But at Riverside Park, Brockie left the myth of the band behind to pay respect for his friend and bandmate. Adopting an earnest tone of solemnity, the singer spoke of how Smoot’s passing was a reminder of the fragility of life, and in a moment of silence looked to a star-riddled sky with a concentrated stare and a raised finger pointing towards infinity before his band cued up another song – a notably respectful motion from a group that has explained the exits of past band members with stories of characters mistakenly drinking bleach thinking it was liquid crack cocaine.
It was not the only tender display of emotions witnessed during the band’s set. Brockie also took time to address his regrets for Lamb of God frontman Randy Blythe, who was arrested in Prague on manslaughter charges on Jun. 27.
Blythe was arrested over allegations that he shoved a 19-year-old fan off a stage at a show at Prague’s Abaton club in 2010. It is alleged that Blythe’s actions resulted in the fan falling into a coma and eventually dying 14 days after the fall caused a brain hemorrhage. Despite having posted a $200,000 bail on Jul. 3, Blythe has been ordered to remain in the Czech Republic, where he has remained until the time of this publication.
Gwar spent 2009 touring the United States extensively with Blythe and his band, and Brockie has also issued sizable blog posts about his friend’s situation.
Despite the logistical nightmare of having audience members on stage that Brockie’s vocalized regrets called attention to, the band closed its set with a rendition of “So Sick” that saw fans charge onto the stage to share the mic with Brockie, and the singer was all smiles.
Once everyone had settled down, show promoters came onstage to announce the winner of a special autographed copy of Gwar’s 1988 debut Hell-O!, which was raffled off to raise funds for the Smoot Family Fund – a fundraiser to help Cory Smoot’s family manage its loss. It was a closing note that matched the charitable nature of the event itself: the special dressed-down performance was received as part of the 519 Punk Reunion – a day-long punk festival in support of the Guelph Food Bank.
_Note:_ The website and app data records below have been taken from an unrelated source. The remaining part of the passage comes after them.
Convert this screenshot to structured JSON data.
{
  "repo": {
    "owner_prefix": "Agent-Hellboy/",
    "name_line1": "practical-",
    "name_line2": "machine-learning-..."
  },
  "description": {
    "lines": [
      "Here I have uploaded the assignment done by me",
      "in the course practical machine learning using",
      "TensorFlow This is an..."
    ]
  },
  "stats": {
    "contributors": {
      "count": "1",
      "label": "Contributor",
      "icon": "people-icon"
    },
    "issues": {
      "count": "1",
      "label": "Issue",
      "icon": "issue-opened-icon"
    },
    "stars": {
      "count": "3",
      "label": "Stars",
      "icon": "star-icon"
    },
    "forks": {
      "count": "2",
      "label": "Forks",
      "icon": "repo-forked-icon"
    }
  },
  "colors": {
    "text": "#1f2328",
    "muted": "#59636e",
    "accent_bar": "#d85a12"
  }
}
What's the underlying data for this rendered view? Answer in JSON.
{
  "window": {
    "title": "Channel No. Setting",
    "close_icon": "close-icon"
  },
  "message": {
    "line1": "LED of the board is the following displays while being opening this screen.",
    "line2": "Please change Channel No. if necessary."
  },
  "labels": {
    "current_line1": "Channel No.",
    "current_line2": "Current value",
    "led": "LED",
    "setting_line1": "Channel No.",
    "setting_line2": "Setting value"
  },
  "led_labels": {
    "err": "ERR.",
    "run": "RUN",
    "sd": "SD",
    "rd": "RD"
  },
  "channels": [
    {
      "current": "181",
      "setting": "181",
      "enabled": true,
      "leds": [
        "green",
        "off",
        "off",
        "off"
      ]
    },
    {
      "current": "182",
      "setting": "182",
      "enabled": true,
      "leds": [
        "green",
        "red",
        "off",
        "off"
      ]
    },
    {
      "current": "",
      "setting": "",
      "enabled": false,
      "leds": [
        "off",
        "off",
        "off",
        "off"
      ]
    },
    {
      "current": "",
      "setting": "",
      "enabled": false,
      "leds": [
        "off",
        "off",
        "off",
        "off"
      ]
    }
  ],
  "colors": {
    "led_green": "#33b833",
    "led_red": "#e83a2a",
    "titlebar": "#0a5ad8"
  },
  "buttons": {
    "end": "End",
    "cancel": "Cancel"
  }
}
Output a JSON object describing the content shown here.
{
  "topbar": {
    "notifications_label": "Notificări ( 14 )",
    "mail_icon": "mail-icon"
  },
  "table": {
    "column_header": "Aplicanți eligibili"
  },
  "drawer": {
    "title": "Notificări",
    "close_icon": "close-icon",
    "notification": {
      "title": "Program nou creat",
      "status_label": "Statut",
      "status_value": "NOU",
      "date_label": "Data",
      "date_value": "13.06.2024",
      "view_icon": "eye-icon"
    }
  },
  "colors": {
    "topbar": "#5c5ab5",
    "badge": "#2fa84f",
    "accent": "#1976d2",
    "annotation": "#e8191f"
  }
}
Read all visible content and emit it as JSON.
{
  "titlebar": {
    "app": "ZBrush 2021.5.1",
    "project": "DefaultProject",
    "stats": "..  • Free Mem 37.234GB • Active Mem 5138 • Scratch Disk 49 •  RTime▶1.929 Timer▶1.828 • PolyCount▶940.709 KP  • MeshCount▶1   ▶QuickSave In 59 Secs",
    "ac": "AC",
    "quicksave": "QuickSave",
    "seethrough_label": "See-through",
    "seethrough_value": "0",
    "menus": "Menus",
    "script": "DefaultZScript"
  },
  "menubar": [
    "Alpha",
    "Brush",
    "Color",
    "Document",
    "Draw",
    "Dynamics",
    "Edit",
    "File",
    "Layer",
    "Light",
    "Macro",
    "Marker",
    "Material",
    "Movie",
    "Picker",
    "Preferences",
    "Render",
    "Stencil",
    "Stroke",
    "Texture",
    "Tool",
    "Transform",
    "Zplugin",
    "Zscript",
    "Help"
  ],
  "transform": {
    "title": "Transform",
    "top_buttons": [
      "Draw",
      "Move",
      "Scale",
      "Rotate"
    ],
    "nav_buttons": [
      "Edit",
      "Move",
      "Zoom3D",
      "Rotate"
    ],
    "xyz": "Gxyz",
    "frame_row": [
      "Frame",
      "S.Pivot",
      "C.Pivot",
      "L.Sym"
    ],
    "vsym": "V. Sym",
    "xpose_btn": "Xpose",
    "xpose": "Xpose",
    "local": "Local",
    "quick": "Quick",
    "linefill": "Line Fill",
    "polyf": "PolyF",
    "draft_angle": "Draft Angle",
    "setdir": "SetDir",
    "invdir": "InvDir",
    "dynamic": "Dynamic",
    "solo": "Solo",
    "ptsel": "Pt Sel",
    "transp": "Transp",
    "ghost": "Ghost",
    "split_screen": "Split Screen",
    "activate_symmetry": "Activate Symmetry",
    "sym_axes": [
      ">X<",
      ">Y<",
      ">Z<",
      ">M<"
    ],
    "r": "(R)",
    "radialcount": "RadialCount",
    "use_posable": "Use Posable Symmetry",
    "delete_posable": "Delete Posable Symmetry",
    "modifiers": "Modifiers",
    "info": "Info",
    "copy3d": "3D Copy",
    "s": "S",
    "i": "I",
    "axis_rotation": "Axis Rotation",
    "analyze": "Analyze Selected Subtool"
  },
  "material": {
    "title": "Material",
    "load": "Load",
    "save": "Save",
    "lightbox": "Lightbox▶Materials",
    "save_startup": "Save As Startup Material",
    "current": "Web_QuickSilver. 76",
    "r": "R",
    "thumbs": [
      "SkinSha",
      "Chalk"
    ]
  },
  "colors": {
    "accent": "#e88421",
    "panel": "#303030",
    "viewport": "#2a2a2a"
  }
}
[See below for links to photosets of other performers at the 519 Punk Reunion]
The 519 Punk Reunion saw hundreds of fans turn out throughout the day for performances from veteran Hamilton punk act Teenage Head, The Asexuals, Take Drugs, The Beat-Downs, King and Academy, Bigfoot, Nate Coles, and local acts like The Nasties, Acme, Joy Division cover band The Dead Souls.
Originally published by The Ontarion on Jul 19, 2012. Check out The Ontarion for photosets from the rest of the 519 Punk Reunion:
The Dead Souls
King and Academy